Gibbons' Point1 2 was a small promontory located on the eastern shore of Oakland, California that was named for Rodman Gibbons, one of the early settler who constructed a wharf on the Point, named Gibbon's Wharf. Construction began on Gibbon's Wharf in August 1862.3
The name was changed to Oakland Point, and after being acquired by the Central Pacific Railroad, the Point underwent major construction, becoming the Oakland Long Wharf.
After the Southern Pacific Railroad acquired the property, the Oakland Long Wharf was overhauled into the Oakland Mole. (we have the Oakland Long Wharf and Oakland Mole all on one page)
- "About 1855, Rodman Gibbons attempted to build a bridge to Goat Island, just north of the site of the present mole. After driving piles for about one hundred yards his funds gave out and the unfinished structure was called Gibbons' Folly. Yerba Buena Island acquired the name Goat Island from a herd of goats kept there in early days." Bubbles, East Bay Water Company, Vol. 2, no. 6 June 1919
- "Down on the beach there stood an old shanty that had been built some years before by Rod Gibbons. At the same time he built the house he drove a few piles in the mud by way of a starter for the water front. This very limited wharf went for years by the name of "Gibbons' Folly," but as the present depot includes the very spot where he drove his piles, Gibbons wasn't such a darn fool after all - he was merely ahead of his time." Oakland Tribune, 19 Dec 1891, Sat, Page 23

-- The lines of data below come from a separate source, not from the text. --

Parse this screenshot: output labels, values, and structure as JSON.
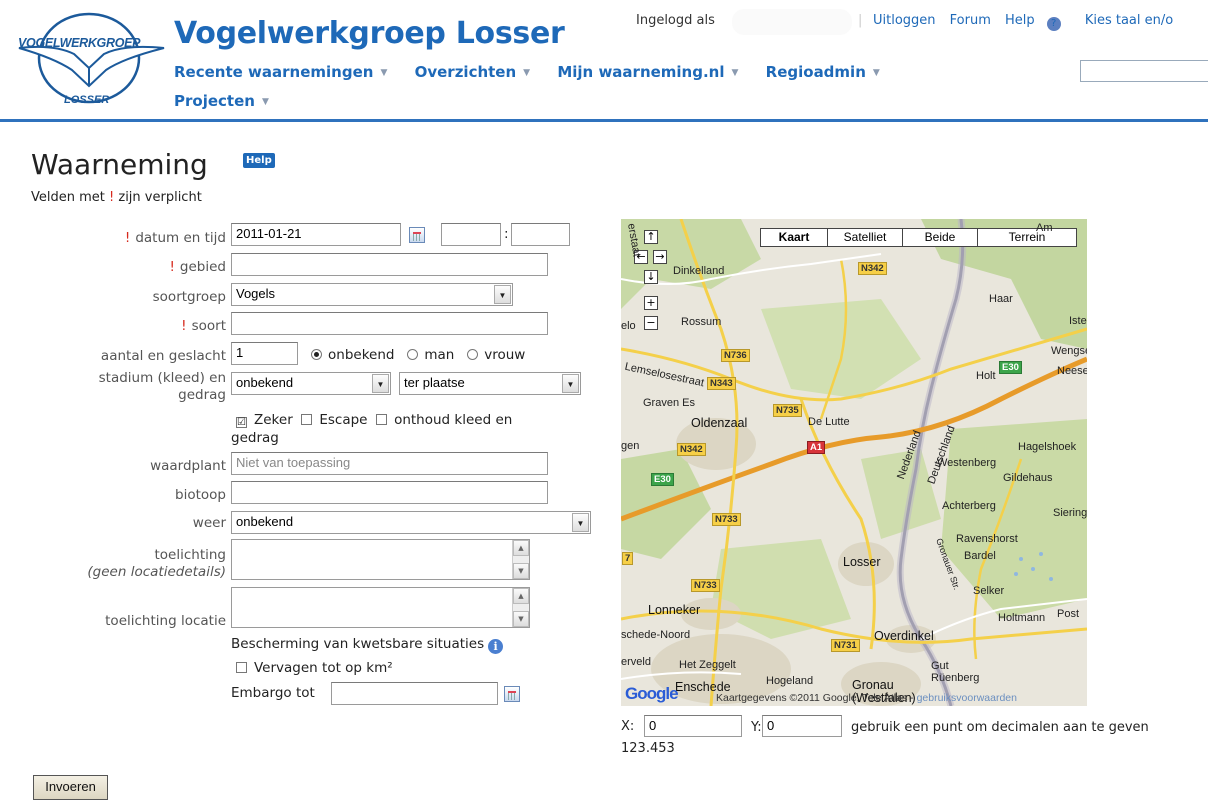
{
  "header": {
    "logo_top": "VOGELWERKGROEP",
    "logo_bottom": "LOSSER",
    "site_title": "Vogelwerkgroep Losser",
    "logged_in_label": "Ingelogd als",
    "links": {
      "logout": "Uitloggen",
      "forum": "Forum",
      "help": "Help",
      "language": "Kies taal en/o"
    },
    "nav_row1": [
      "Recente waarnemingen",
      "Overzichten",
      "Mijn waarneming.nl",
      "Regioadmin"
    ],
    "nav_row2": [
      "Projecten"
    ],
    "nav_arrow": "▼"
  },
  "page": {
    "title": "Waarneming",
    "help_badge": "Help",
    "required_note_pre": "Velden met",
    "required_mark": "!",
    "required_note_post": "zijn verplicht"
  },
  "form": {
    "datum_label": "datum en tijd",
    "datum_value": "2011-01-21",
    "time_hour": "",
    "time_min": "",
    "time_sep": ":",
    "gebied_label": "gebied",
    "gebied_value": "",
    "soortgroep_label": "soortgroep",
    "soortgroep_value": "Vogels",
    "soort_label": "soort",
    "soort_value": "",
    "aantal_label": "aantal en geslacht",
    "aantal_value": "1",
    "sex_options": [
      "onbekend",
      "man",
      "vrouw"
    ],
    "sex_selected": "onbekend",
    "stadium_label_1": "stadium (kleed) en",
    "stadium_label_2": "gedrag",
    "stadium_value": "onbekend",
    "gedrag_value": "ter plaatse",
    "check_zeker": "Zeker",
    "check_escape": "Escape",
    "check_onthoud": "onthoud kleed en",
    "check_onthoud_2": "gedrag",
    "checked_mark": "☑",
    "waardplant_label": "waardplant",
    "waardplant_placeholder": "Niet van toepassing",
    "biotoop_label": "biotoop",
    "biotoop_value": "",
    "weer_label": "weer",
    "weer_value": "onbekend",
    "toelichting_label": "toelichting",
    "toelichting_sub": "(geen locatiedetails)",
    "toelichting_locatie_label": "toelichting locatie",
    "bescherming_text": "Bescherming van kwetsbare situaties",
    "vervagen_text": "Vervagen tot op km²",
    "embargo_label": "Embargo tot",
    "embargo_value": "",
    "submit_label": "Invoeren"
  },
  "map": {
    "types": [
      "Kaart",
      "Satelliet",
      "Beide",
      "Terrein"
    ],
    "active_type": "Kaart",
    "controls": {
      "up": "↑",
      "left": "←",
      "right": "→",
      "down": "↓",
      "zoom_in": "+",
      "zoom_out": "−"
    },
    "places": [
      "Dinkelland",
      "Rossum",
      "Haar",
      "Iste",
      "Wengse",
      "Neese",
      "Holt",
      "Lemselosestraat",
      "Graven Es",
      "Oldenzaal",
      "De Lutte",
      "Hagelshoek",
      "Westenberg",
      "Gildehaus",
      "Achterberg",
      "Siering",
      "Ravenshorst",
      "Bardel",
      "Losser",
      "Selker",
      "Holtmann",
      "Post",
      "Lonneker",
      "schede-Noord",
      "Overdinkel",
      "Het Zeggelt",
      "erveld",
      "Gut Rüenberg",
      "Enschede",
      "Hogeland",
      "Gronau (Westfalen)",
      "Nederland",
      "Deutschland",
      "gen",
      "elo",
      "erstaat",
      "Am",
      "Gronauer Str."
    ],
    "roads": [
      "N342",
      "N736",
      "N343",
      "N735",
      "A1",
      "N342",
      "E30",
      "E30",
      "N733",
      "N733",
      "N731",
      "7"
    ],
    "google": "Google",
    "attribution": "Kaartgegevens ©2011 Google, Tele Atlas -",
    "terms": "gebruiksvoorwaarden"
  },
  "coords": {
    "x_label": "X:",
    "x_value": "0",
    "y_label": "Y:",
    "y_value": "0",
    "hint": "gebruik een punt om decimalen aan te geven",
    "example": "123.453"
  }
}
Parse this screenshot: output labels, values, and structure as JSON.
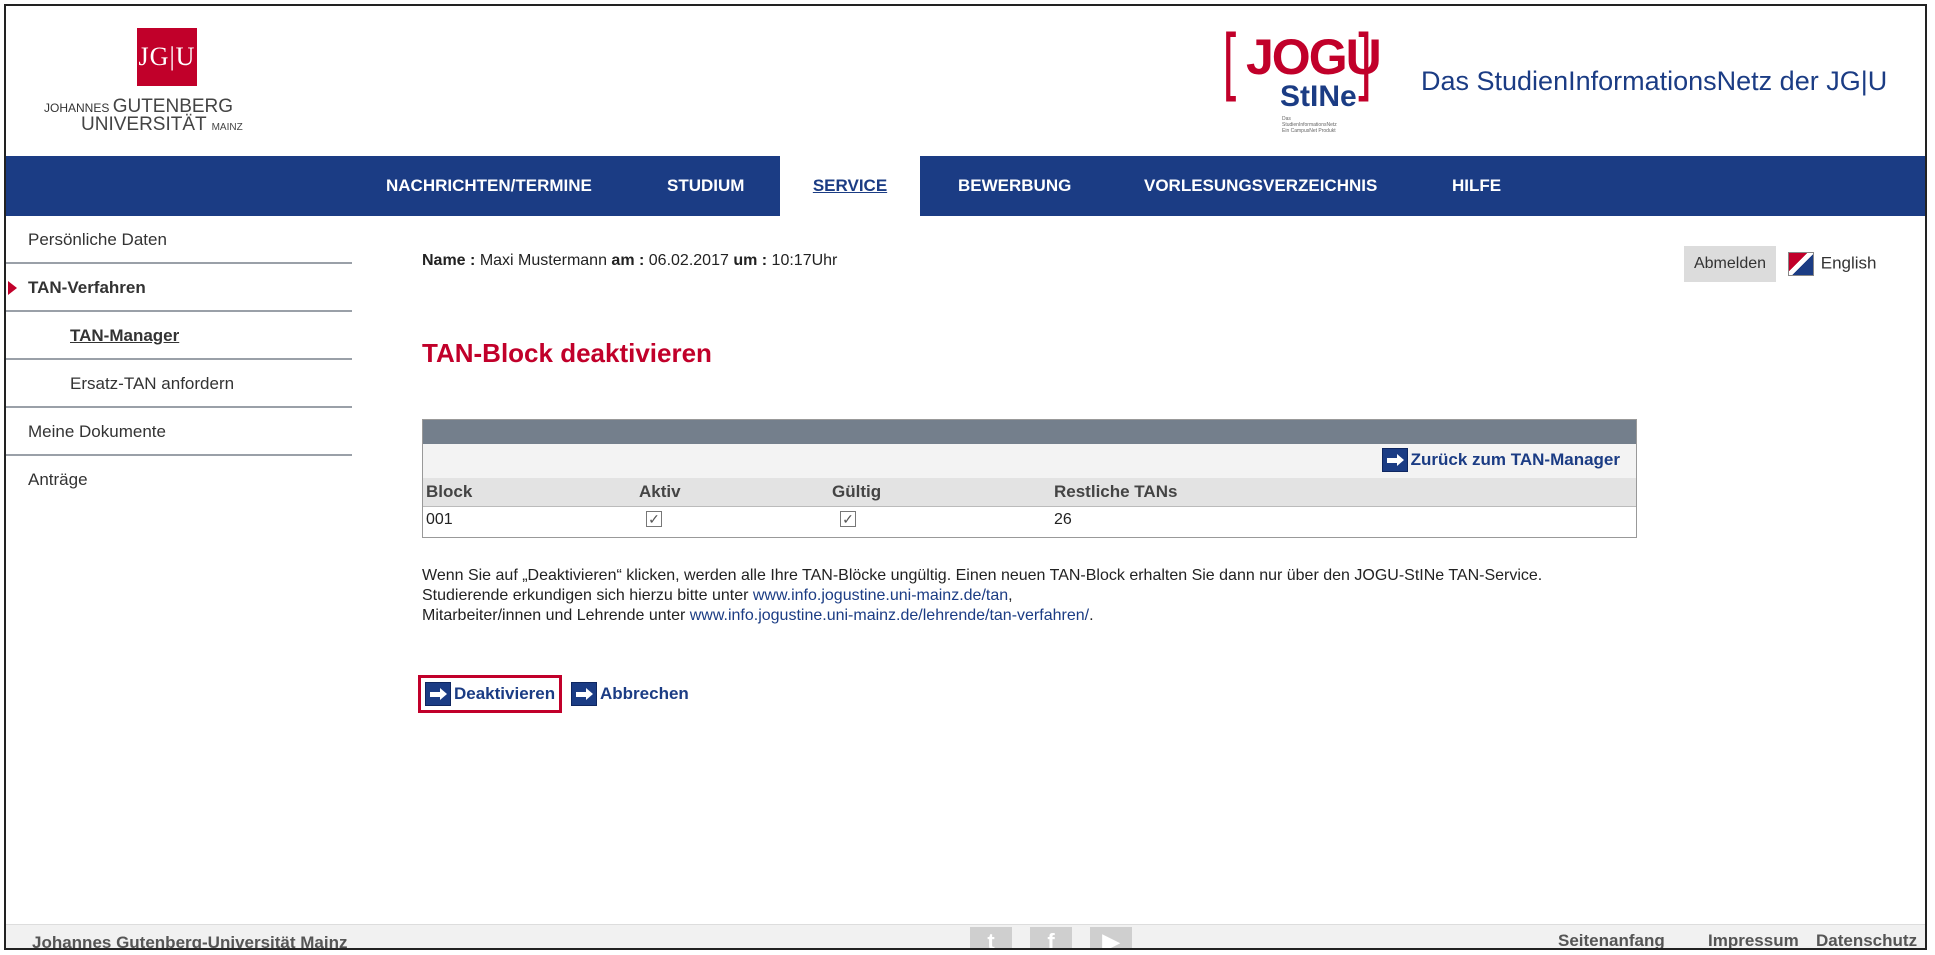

- "In 1861 a franchise was obtained by Rodman Gibbons, R. E. Cole, and others for a ferry landing on the western shore of Oakland, and on the 2d of August, 1862, work was begun on the road which now forms the local road of the Southern Pacific Company. It was not until September 2, 1863, that trains were run over the Oakland and San Francisco Ferry Railroad, as it was called, and even then only from Broadway to the wharf, the extension to Clinton (East Oakland) having been temporarily given up. The wharf at that time was only three quarters of a mile long, just sufficient to clear the bar." Oakland Tribune, 27 Sep 1887, Tue, Page 3